Don’t mention the real words

This one should be Euphemism of the Day: You know how the lazy media likes to adopt the euphemisms by corporate or political BS artists. Popular right now is “green.” Anything the reporter or editors like, and have any connection to the environment or climate, is automatically labelled “green” even though the thing may not save energy or clean up the air or water. If the corporation or politicians say… Read Article →

The white stuff
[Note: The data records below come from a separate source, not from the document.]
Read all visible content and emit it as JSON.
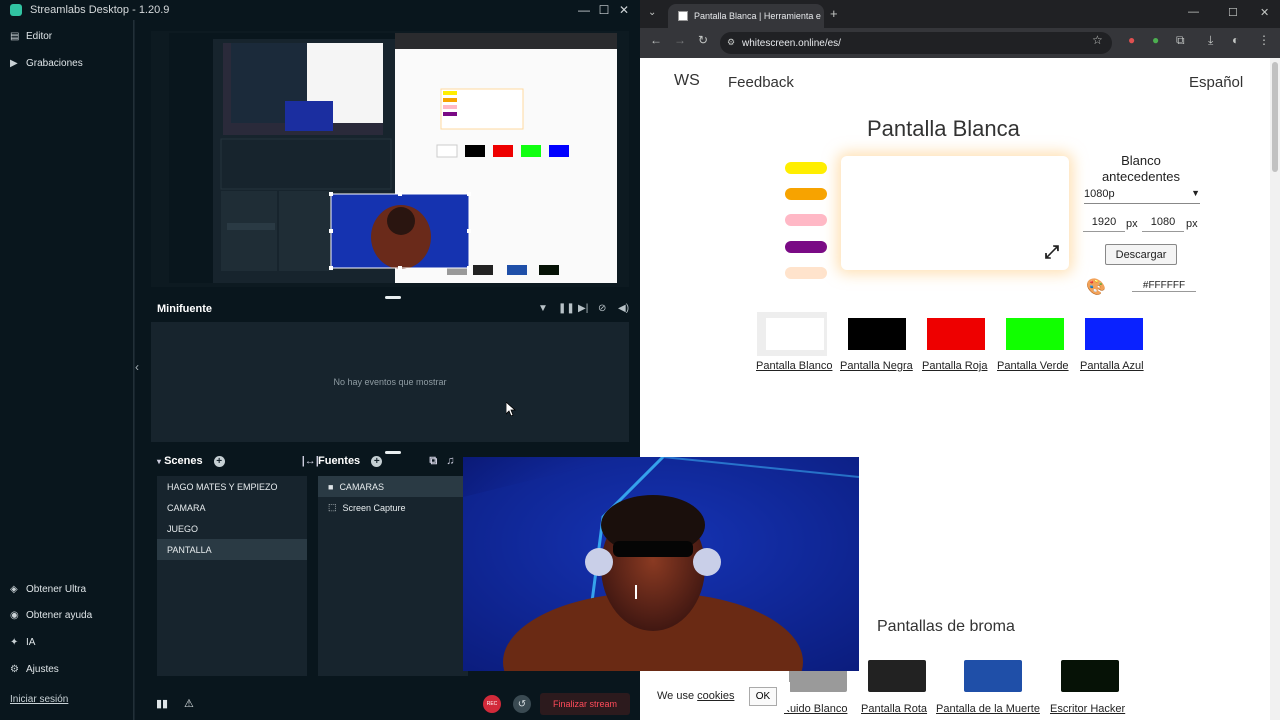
{
  "streamlabs": {
    "title": "Streamlabs Desktop - 1.20.9",
    "window_controls": [
      "—",
      "☐",
      "✕"
    ],
    "sidebar": {
      "top": [
        {
          "label": "Editor",
          "icon": "editor-icon"
        },
        {
          "label": "Grabaciones",
          "icon": "recordings-icon"
        }
      ],
      "bottom": [
        {
          "label": "Obtener Ultra",
          "icon": "ultra-icon"
        },
        {
          "label": "Obtener ayuda",
          "icon": "help-icon"
        },
        {
          "label": "IA",
          "icon": "ai-icon"
        },
        {
          "label": "Ajustes",
          "icon": "settings-icon"
        }
      ],
      "login": "Iniciar sesión"
    },
    "mini_source": {
      "title": "Minifuente",
      "empty": "No hay eventos que mostrar"
    },
    "scenes": {
      "title": "Scenes",
      "items": [
        "HAGO MATES Y EMPIEZO",
        "CAMARA",
        "JUEGO",
        "PANTALLA"
      ],
      "selected": "PANTALLA"
    },
    "sources": {
      "title": "Fuentes",
      "items": [
        {
          "label": "CAMARAS",
          "icon": "folder-icon"
        },
        {
          "label": "Screen Capture",
          "icon": "screen-capture-icon"
        }
      ]
    },
    "footer": {
      "rec": "REC",
      "end_stream": "Finalizar stream"
    }
  },
  "chrome": {
    "tab_title": "Pantalla Blanca | Herramienta e",
    "url": "whitescreen.online/es/",
    "page": {
      "logo": "WS",
      "feedback": "Feedback",
      "language": "Español",
      "title": "Pantalla Blanca",
      "swatches": [
        "#ffee00",
        "#f7a300",
        "#ffb8c6",
        "#7a0a85",
        "#ffe3cc"
      ],
      "options_title": "Blanco antecedentes",
      "resolution": "1080p",
      "width": "1920",
      "height": "1080",
      "px": "px",
      "download": "Descargar",
      "hex": "#FFFFFF",
      "colors": [
        {
          "label": "Pantalla Blanco",
          "color": "#ffffff"
        },
        {
          "label": "Pantalla Negra",
          "color": "#000000"
        },
        {
          "label": "Pantalla Roja",
          "color": "#ee0000"
        },
        {
          "label": "Pantalla Verde",
          "color": "#11ff00"
        },
        {
          "label": "Pantalla Azul",
          "color": "#0a22ff"
        }
      ],
      "prank_title": "Pantallas de broma",
      "pranks": [
        {
          "label": "Ruido Blanco",
          "color": "#9a9a9a"
        },
        {
          "label": "Pantalla Rota",
          "color": "#222222"
        },
        {
          "label": "Pantalla de la Muerte",
          "color": "#1f4fa8"
        },
        {
          "label": "Escritor Hacker",
          "color": "#061206"
        }
      ],
      "cookie_text": "We use ",
      "cookie_link": "cookies",
      "cookie_ok": "OK"
    }
  }
}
As snowstorms batter (storms always batter) much of the United States (ABC News the other day had 53 million Americans “impacted,” even though ABC never divulges how it gets its numbers), there’s the inevitable application of the Journalese Law of the Curved Yellow Fruit. (In case your forgot the law, it prohibits use of that the same main word in a sentence. Thus, banana become the curved yellow fruit.) In… Read Article →

Peace Prize? You too can be nominated.

A little-known rule of journalese requires that a story about anyone the reporter admires must note that he or she has been nominated for a Nobel Peace Prize. AP followed this rule in a Nov. 9, 2019, story. See lede below. Sounds like a great achievement, almost as fine as a Hollywood Academy Award nomination. Except stories never mention that anyone can be nominated for the Peace Prize. All you… Read Article →

Classic rule of headlines.

Journalese of the Day: Classic rule: If a headline can be screwed up, it will be. Here’s a beaut, from, Oct. 24, 2019. “Timex Just Debuted a Stylish New Watch That Won’t Last Long” The watch is a Timex Navi XL Automatic. It’s a diver’s special. Esquire says it’s so hot, it will be scooped up pretty quickly. Story doesn’t say how long the watch will last under water…. Read Article →

In the tranches with the NY Times.

A style law at the New York Times requires reporters to use a foreign or hi-falutin’ word whenever possible. Here’s a great example in a Sept. 28, 2019, story: “WASHINGTON — House Democrats, kick-starting their impeachment inquiry into President Trump, subpoenaed Secretary of State Mike Pompeo on Friday, demanding he produce a tranche of documents related to the president’s dealings with Ukraine.” Now, unless you are a banker, investor or… Read Article →

To sober up, or not.

. Our journalese dictionary definition of sobering is: “This is going to wake you up even if you never drink or are already sober.” However, when it comes to college students, who rarely, if ever, need sobering, they soon will sober up. Or need a drink. Here’s a teaser by Boston’s TV channel 5, WCVB news, on Sept. 19, 2019: “A new and sobering statistic about student loans.” File under:… Read Article →

From hulking to glittering.

Friends might recall that several weeks ago I noted how The Boston Globe violated the Law of Hulking by characterizing the Boston Harbor Encore casino as “hulking,” a word that exclusively is applied to parking garages or other large buildings the reporter doesn’t like and developers want to replace with money-making offices or condos. Evidently, word went out that a venture the Globe endorsed, and especially one that is owned… Read Article →

Hifallutin words law

The New York Times has a rule, not found in its Style Manual, that says every story must use at least one word that the average reader must go to a dictionary to understand. And even then, it may not make much sense. An example of this was “transformational” in the following lede of a story about the Sept. 12, 2019, Democratic candidates’ “debate” : “HOUSTON — The leading Democratic… Read Article →

The hulking supertanker

Traditional journalese calls for “hulking” to be the description of a parking garage or other large building a reporter doesn’t like, and which, by coincidence, a well-heeled developer and pal of the mayor wants to replace with high-rise condos or an office building. But USA Today on Sept 8, 2019, has an unusual application: a supertanker. Here’s the story lede: “WASHINGTON – The Trump administration has used diplomatic pressure, legal… Read Article →

Moby Dick Law of Journalese

A little-known (that means the reporter just learned something he or she hopes most people haven’t heard about): The Moby Dick Law of Journalese. Reporters at New England newspapers (what’s left of them) must regularly use Moby Dick as a metaphor. This is to show that the reporters remembered something from American Lit 101. The law is especially enforced in coastal newspapers, even though Herman Melville wrote “Moby Dick” in… Read Article →